### Records to process

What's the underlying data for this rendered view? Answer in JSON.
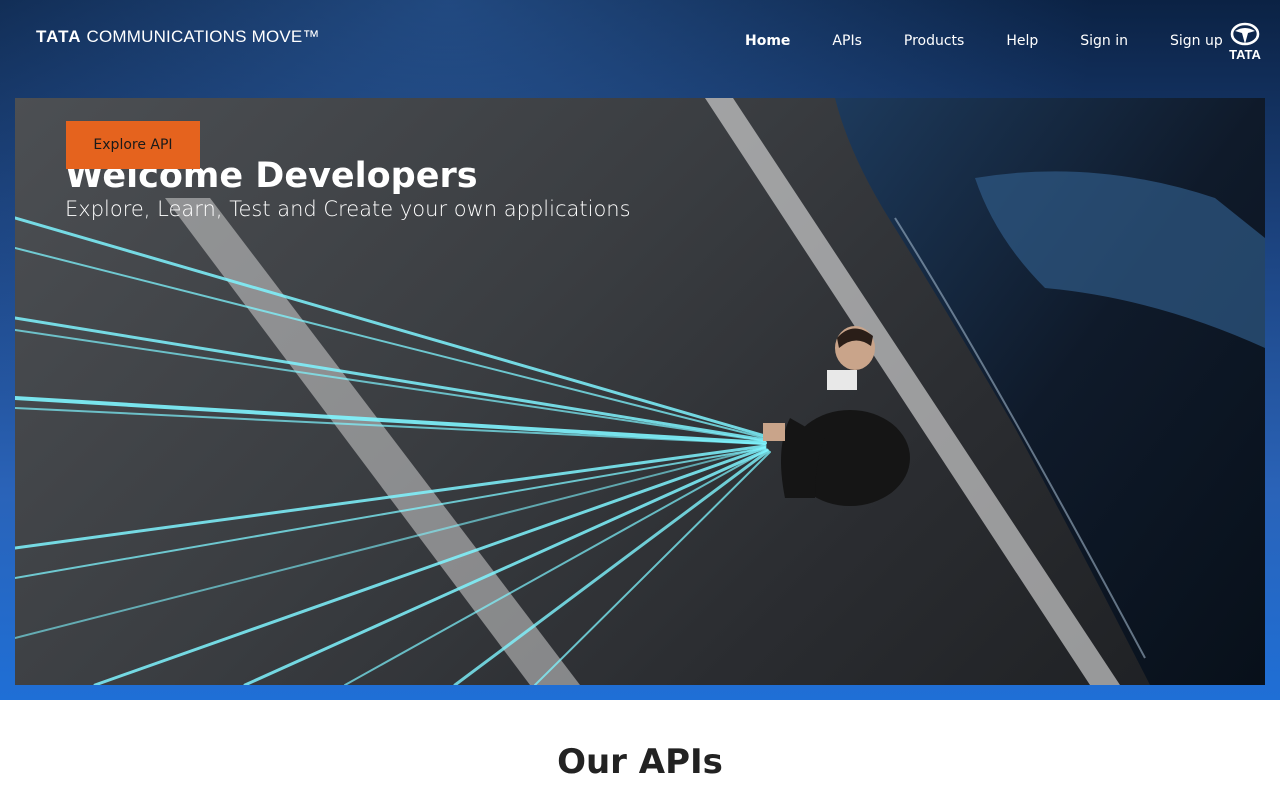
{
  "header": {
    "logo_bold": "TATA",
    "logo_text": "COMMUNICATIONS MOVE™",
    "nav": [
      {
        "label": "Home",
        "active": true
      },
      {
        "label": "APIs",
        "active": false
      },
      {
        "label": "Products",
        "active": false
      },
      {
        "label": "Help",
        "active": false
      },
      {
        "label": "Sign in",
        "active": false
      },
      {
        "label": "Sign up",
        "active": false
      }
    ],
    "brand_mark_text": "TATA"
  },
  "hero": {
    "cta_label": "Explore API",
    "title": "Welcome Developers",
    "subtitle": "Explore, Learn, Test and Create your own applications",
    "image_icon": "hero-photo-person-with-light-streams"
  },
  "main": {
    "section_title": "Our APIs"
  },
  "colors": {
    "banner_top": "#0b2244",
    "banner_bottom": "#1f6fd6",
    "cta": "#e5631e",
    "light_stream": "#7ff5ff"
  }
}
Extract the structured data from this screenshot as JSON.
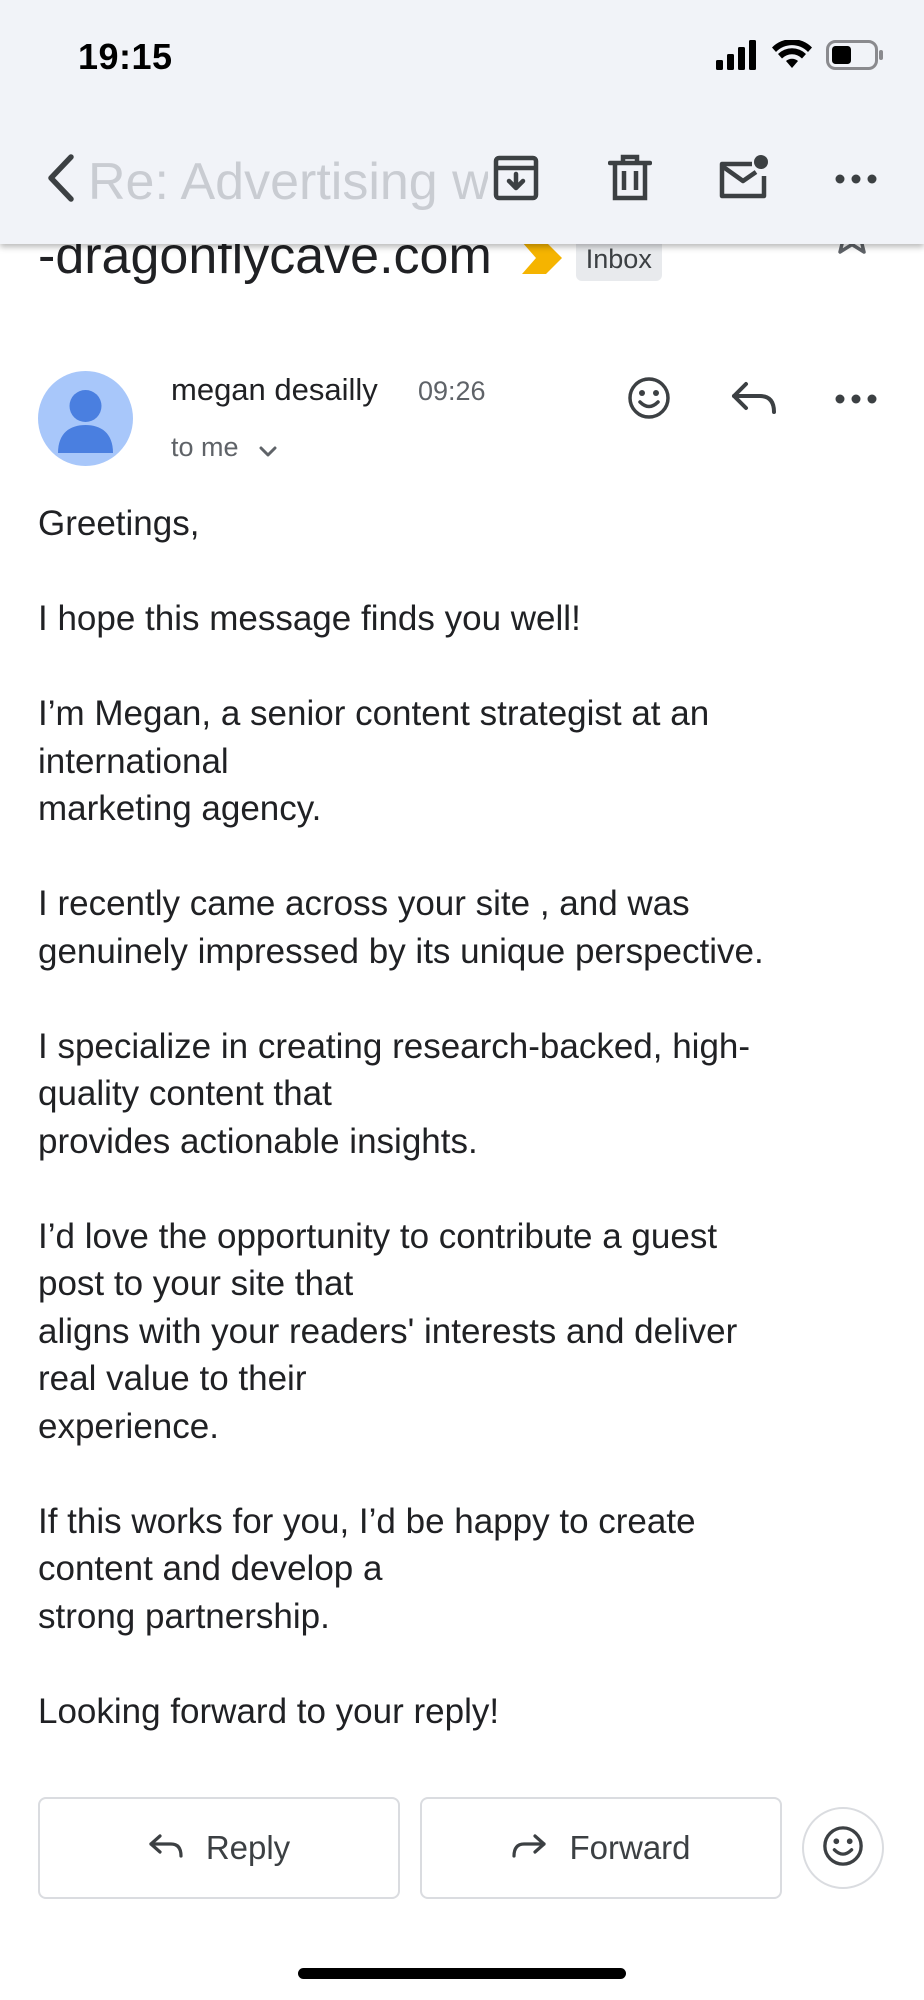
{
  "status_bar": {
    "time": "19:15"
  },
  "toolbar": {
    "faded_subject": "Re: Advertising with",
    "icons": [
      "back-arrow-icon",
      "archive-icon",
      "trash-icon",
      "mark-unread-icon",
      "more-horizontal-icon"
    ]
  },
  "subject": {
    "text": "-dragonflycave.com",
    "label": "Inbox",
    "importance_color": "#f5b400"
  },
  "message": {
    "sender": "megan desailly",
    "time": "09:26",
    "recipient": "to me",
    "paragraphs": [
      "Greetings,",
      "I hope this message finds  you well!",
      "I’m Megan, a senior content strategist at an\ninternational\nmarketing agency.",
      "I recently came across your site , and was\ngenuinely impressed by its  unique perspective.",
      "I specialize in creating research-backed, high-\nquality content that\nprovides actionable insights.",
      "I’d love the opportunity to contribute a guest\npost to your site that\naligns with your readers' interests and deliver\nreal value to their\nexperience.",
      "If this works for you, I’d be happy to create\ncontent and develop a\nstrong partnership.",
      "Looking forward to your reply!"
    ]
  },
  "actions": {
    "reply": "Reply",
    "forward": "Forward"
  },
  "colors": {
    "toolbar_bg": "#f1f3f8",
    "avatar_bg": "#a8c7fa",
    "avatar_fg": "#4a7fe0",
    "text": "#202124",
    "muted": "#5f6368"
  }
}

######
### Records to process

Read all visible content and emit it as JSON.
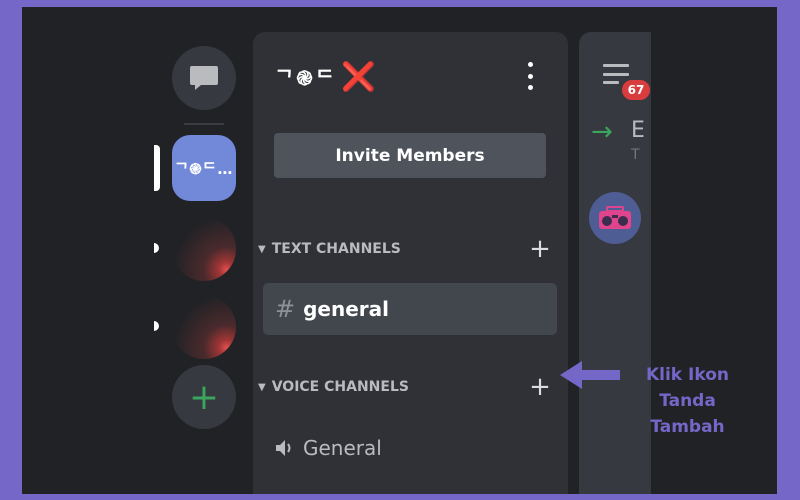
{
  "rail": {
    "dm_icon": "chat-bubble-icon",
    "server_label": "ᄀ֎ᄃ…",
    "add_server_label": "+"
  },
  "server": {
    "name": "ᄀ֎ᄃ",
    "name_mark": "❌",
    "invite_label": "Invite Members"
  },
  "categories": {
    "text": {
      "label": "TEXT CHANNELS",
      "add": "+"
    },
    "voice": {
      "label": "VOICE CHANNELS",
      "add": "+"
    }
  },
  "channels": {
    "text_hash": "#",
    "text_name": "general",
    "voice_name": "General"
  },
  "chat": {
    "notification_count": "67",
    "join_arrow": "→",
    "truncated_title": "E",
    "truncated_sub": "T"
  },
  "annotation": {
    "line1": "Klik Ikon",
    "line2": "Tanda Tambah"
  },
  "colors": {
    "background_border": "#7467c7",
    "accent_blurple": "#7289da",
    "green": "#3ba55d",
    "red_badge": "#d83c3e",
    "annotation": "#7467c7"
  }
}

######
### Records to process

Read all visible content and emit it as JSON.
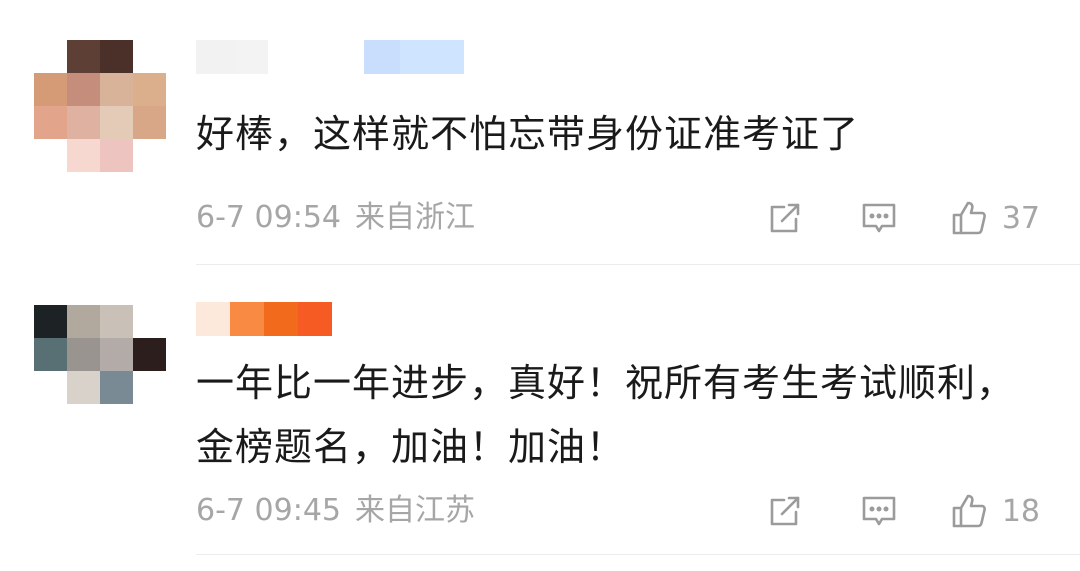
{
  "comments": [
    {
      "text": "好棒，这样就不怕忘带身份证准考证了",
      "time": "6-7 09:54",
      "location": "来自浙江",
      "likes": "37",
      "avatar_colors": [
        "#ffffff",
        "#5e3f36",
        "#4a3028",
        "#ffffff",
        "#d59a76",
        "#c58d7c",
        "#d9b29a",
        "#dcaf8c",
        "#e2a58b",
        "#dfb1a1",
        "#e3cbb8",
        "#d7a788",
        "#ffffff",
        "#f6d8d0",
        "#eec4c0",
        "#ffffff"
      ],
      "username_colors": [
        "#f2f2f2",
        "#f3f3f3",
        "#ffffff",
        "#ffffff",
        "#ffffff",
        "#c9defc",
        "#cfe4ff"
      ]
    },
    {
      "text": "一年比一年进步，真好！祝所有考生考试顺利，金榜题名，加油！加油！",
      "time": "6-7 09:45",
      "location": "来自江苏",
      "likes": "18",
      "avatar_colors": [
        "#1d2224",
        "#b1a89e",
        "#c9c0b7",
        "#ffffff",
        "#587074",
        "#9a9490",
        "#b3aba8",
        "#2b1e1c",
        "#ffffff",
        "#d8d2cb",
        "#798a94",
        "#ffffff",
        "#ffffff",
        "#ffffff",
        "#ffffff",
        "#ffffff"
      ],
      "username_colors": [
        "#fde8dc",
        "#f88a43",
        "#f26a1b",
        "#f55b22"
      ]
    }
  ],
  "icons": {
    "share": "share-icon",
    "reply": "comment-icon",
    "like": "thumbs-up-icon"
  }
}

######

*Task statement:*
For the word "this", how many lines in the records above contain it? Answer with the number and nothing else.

*Reply to the exercise:*
4